NEWARK, NJ — NJ TRANSIT today implemented an emergency spending freeze and told employees that it will reduce its workforce by more than 200, rollback spending on retirement accounts, and cut executive salaries.


A total of more than $30 million in reductions have been identified to help solve a combined $300 million budget gap projected for FY 2010 and 2011.  The force reduction represents about 2% of the total workforce, and includes both union agreement and non-agreement employees.


“These are extremely painful steps, but unavoidable ones. We must close our serious budget shortfall, and we at NJ TRANSIT must do our part by making this the leanest, most efficient agency possible, without compromising safety,” said Executive Director James Weinstein. Weinstein noted that the workforce reduction will be the deepest one-year reduction in NJ TRANSIT’s 30-year history.


Meanwhile, the corporation’s contributions to employee 401K accounts will be reduced by one-third, and executive salaries will be cut 5%. These reductions follow in the wake of hiring and salary freezes that began last year, as well as unpaid furloughs for administrative (non-agreement) employees.


NJ TRANSIT officials also have identified cost reductions in parts, fuel, utilities, and contracts that will be renegotiated to avoid escalations.

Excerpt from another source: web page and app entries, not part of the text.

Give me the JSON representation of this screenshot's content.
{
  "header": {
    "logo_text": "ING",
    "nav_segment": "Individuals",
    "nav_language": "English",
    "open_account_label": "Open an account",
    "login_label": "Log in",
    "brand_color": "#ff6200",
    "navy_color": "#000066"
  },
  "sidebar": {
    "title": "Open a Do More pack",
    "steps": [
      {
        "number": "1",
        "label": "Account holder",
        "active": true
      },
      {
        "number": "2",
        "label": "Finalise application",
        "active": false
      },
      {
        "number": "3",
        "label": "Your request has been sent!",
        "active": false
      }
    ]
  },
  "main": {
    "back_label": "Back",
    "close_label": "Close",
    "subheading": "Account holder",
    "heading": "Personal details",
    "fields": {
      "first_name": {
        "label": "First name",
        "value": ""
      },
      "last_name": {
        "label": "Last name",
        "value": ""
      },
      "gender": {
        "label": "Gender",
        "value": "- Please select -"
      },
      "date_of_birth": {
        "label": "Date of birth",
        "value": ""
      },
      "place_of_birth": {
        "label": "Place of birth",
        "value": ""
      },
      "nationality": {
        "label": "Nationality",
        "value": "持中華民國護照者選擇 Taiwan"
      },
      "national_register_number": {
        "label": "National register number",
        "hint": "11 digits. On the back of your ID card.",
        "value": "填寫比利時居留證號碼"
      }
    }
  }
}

The emergency spending freeze allows the agency to halt spending that is not directly tied to operations or that is not critical for safety.

The agency also is continuing to develop fare and service change plans to respond to this financial crisis. Those proposals will be announced next week.


“Unfortunately, fare and service changes will have to be a part of NJ TRANSIT’s overall response to this financial crisis,” Weinstein said. “I know this will be painful for our customers. I welcome their suggestions and ideas as well as those of the public.”


He added: “The decisions we must make will not be easy. But together we can get through this very difficult time, and NJ TRANSIT can emerge a strong, stable agency that will be ready to respond to the transit needs of New Jersey citizens.”




NJ TRANSIT is the nation's largest statewide public transportation system providing more than 895,000 weekday trips on 240 bus routes, three light rail lines and 12 commuter rail lines. It is the third largest transit system in the country with 165 rail stations, 60 light rail stations and more than 18,000 bus stops linking major points in New Jersey, New York and Philadelphia.